It looked more lively, warmer; more sunlight was captured. Of course, I could always go to Lightroom and adjust my digital photos into “film looks” but this process would always kill the naturalness of the photo and look “Instagramish.”

As a normal college student, I cannot afford Kodak Portra 400 regularly. Film photography is an expensive hobby, so I became interested in what makes film look film.

The question was why does the CMOS sensor produce cold and lifeless photos? CMOS tends to blow up highlights and washout colors, and I could never get a satisfying result from lightroom as an amateur photographer. Then, I discovered CCD sensors. More specifically, Nikon D1x.

I purchased the D1x since it was an affordable professional Nikon camera back in the day. This thing uses a CF card (it’s ancient). On a weekend, I carried the camera in downtown Los Angeles. With the small screen in the back of this tank, I could barely tell what I took, but when I brought the photo to Lightroom, I was shocked at how more colors this camera took in compared to my Z6.

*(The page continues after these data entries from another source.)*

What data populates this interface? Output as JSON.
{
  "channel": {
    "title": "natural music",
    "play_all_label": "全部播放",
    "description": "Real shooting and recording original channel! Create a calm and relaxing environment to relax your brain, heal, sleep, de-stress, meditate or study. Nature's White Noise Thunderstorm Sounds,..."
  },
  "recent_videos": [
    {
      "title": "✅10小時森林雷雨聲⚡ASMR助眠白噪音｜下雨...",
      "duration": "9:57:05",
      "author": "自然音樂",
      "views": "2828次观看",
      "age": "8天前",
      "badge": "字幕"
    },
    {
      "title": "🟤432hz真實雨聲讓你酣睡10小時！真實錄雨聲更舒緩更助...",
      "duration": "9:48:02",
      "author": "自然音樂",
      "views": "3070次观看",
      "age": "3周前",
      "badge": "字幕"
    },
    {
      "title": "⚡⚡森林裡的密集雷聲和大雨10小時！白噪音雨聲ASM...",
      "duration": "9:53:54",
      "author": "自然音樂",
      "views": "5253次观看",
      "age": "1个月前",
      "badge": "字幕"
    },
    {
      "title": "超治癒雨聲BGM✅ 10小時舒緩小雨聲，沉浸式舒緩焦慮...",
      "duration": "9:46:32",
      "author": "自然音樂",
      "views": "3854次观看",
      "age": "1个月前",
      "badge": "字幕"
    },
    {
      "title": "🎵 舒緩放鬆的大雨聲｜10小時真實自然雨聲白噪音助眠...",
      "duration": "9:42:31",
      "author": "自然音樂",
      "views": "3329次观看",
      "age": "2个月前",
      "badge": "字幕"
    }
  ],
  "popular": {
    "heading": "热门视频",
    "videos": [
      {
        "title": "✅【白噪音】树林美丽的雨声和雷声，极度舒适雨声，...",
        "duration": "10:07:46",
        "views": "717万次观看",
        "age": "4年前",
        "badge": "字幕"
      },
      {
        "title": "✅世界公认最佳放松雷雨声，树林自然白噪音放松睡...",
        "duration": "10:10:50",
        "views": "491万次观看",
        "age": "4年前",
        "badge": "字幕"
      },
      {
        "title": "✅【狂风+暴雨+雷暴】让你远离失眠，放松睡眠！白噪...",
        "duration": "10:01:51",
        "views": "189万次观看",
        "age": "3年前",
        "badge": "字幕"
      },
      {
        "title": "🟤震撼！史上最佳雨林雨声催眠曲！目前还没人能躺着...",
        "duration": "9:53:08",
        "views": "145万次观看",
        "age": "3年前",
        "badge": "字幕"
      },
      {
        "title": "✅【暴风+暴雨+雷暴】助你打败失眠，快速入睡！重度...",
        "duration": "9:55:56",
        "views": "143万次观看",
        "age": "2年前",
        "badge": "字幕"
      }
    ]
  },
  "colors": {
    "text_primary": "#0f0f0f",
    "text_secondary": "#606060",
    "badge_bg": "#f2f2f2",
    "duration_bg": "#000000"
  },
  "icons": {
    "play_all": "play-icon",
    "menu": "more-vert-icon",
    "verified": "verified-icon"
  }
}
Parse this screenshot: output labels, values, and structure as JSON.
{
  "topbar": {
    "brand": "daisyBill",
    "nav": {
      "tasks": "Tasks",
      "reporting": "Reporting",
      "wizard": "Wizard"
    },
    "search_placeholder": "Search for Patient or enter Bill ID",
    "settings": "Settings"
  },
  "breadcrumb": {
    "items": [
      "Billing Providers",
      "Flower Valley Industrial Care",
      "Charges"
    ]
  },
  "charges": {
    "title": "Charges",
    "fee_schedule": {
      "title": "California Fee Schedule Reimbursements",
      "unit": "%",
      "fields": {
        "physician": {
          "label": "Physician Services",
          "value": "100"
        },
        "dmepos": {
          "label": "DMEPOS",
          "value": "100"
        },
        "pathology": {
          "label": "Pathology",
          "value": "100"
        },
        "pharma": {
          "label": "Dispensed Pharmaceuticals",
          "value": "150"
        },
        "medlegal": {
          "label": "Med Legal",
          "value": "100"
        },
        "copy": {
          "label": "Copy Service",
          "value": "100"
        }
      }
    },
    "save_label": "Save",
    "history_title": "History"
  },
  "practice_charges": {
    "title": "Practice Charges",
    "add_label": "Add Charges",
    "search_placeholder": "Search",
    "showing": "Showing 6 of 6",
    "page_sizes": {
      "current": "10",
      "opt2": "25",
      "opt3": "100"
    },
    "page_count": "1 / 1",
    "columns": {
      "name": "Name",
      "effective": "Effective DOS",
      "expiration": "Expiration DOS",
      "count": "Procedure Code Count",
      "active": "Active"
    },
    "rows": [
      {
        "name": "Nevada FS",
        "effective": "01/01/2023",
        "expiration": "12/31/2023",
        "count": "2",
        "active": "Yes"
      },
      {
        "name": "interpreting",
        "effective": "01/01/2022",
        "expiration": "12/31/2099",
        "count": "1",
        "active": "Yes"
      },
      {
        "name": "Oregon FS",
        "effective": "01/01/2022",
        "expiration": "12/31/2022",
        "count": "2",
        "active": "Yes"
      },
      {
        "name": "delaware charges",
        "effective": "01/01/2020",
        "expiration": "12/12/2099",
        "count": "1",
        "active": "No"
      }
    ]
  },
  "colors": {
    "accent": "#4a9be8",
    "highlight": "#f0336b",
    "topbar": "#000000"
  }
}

The photos felt more alive, and warm, which I liked. Technically speaking, the CCD saved more highlights and CMOS saved more shadows. At base ISO, CCD is more sensitive to small color variations and tonality. CCD looks like a photo from an album and CMOS looks like a photo from a billboard.

Of course, there are disadvantages to using CCD sensors. They are mostly on old digital cameras with low megapixels. D1x is a 5.3 MP camera. Personally, I don’t have a problem with this, since the biggest I’ll print is a 4x6. Most cameras with CCD sensors are bulky (at least compared to modern mirrorless cameras). CCD sensors perform terribly in low light. The D1x only goes up to ISO 800 (which looks bad already).

With everything comes a compromise. However, I will rather capture a lifeful photo with bad specs than perfect commercial-look photos.



Brayden Noh

Science student interested in photography, more specifically, Caltech physics major who collects Nikon cameras.